While the story-telling is excellent, the dialogue often seems stunted and unnatural, and Avelina’s initial “interview" with Reinhart comes across as more cringe-worthy than endearing.  That said, the characters themselves are well-developed, believable, and likable.  With a hint of humor and plenty of interesting historical detail, Dickerson produces a delightful and entertaining piece of historical fiction.  

I received this book for free from NetGalley in exchange for an honest review.  

Tuesday, May 3, 2016

Anchor in the Storm

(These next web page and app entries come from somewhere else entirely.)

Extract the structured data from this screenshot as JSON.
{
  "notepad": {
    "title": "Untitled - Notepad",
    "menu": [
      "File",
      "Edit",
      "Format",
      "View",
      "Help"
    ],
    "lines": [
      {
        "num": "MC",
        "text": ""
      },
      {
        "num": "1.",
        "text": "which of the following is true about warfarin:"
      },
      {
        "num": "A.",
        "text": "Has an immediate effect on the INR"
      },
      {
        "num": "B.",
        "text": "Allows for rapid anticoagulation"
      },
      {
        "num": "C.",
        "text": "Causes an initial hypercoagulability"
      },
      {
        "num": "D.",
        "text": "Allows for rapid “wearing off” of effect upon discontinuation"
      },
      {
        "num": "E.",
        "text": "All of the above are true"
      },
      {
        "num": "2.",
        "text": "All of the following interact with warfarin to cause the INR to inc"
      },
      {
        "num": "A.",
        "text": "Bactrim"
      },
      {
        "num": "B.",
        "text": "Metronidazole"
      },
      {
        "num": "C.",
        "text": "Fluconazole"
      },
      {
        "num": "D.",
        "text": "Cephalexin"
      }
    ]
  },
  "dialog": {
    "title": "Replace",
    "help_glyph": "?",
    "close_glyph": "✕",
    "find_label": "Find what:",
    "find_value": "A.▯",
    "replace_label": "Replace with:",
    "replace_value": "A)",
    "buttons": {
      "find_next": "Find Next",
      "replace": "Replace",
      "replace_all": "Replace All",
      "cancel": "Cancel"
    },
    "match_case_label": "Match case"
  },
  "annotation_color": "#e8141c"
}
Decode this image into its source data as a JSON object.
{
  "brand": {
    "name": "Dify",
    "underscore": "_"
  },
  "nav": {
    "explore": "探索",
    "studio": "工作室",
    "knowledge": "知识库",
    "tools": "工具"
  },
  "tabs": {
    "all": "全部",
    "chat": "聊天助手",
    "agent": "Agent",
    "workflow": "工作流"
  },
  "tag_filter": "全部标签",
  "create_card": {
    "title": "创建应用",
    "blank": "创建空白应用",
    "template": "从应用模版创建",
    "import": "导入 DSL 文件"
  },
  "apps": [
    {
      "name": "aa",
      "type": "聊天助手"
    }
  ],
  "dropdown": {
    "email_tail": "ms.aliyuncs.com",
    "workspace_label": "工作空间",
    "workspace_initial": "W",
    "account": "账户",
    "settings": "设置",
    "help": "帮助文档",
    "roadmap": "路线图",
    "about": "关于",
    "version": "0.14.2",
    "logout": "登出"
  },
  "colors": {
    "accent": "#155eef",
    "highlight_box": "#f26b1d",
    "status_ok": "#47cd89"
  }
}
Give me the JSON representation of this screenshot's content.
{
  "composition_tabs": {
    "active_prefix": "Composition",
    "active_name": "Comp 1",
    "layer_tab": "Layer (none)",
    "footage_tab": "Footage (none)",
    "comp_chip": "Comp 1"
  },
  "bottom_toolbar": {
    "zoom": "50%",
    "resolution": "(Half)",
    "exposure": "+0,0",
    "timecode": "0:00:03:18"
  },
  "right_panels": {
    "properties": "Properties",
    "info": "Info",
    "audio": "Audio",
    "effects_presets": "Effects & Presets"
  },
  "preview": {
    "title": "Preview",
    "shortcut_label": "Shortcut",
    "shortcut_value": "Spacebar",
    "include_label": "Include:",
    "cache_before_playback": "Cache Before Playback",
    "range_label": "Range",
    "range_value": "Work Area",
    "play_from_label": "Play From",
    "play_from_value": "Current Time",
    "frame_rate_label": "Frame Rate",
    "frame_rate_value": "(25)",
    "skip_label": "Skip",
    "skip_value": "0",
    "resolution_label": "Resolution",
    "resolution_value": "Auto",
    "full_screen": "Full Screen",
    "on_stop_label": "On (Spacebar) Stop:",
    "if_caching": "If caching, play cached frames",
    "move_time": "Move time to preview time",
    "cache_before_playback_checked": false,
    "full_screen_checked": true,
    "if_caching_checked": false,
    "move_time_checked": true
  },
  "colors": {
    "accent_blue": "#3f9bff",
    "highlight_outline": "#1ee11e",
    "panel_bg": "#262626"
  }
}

Never one to be intimidated, plucky young pharmacist Lilian Avery moves to Boston to fulfill her dreams of independence during the early weeks of World War II.  Frustrated by her gender, physical disability, and questions regarding unusual orders, her new boss constantly threatens to replace her.  Lillian's primary comfort is her budding friendship with her brother's best friend, Ensign Archer Vendenberg.  Shaken after seeing and experiencing so much carnage at sea, Arch struggles with his nerves, and notices some concerning behavior from his crew as well.  As he and Lillian begin to investigate, will the dangers they face encourage or crush their fledgling relationship?  Will Arch ever trust Lillian to truly love him, rather than his wealth?  Can Lillian ever allow herself to be vulnerable enough to accept love?

In Anchor in the Storm, Sarah Sundin tells a fascinating story of Boston at the start of WWII.  This second installment in her Waves of Freedom series picks up where the first left off, chronicling the lives of ordinary citizens and US Naval officers at a critical time in American history.  Having focused on aviation and nursing perspectives overseas in her previous trilogies, the plight of Americans on the home front paints a new and interesting picture.  These first two Waves of Freedom novels have also included fun and suspenseful mysteries for the main characters to solve.

With her characteristic devotion to historical accuracy as well as sweet love stories, Sundin has created yet another action-packed, heart-warming adventure.  Lillian and Arch are both well-developed, relatable, and realistic, and their romance is compelling and lovely.  This reader also enjoyed getting to follow the stories of favorite characters from Through Waters Deep as well!

I received this book for free from the publisher in exchange for an honest review.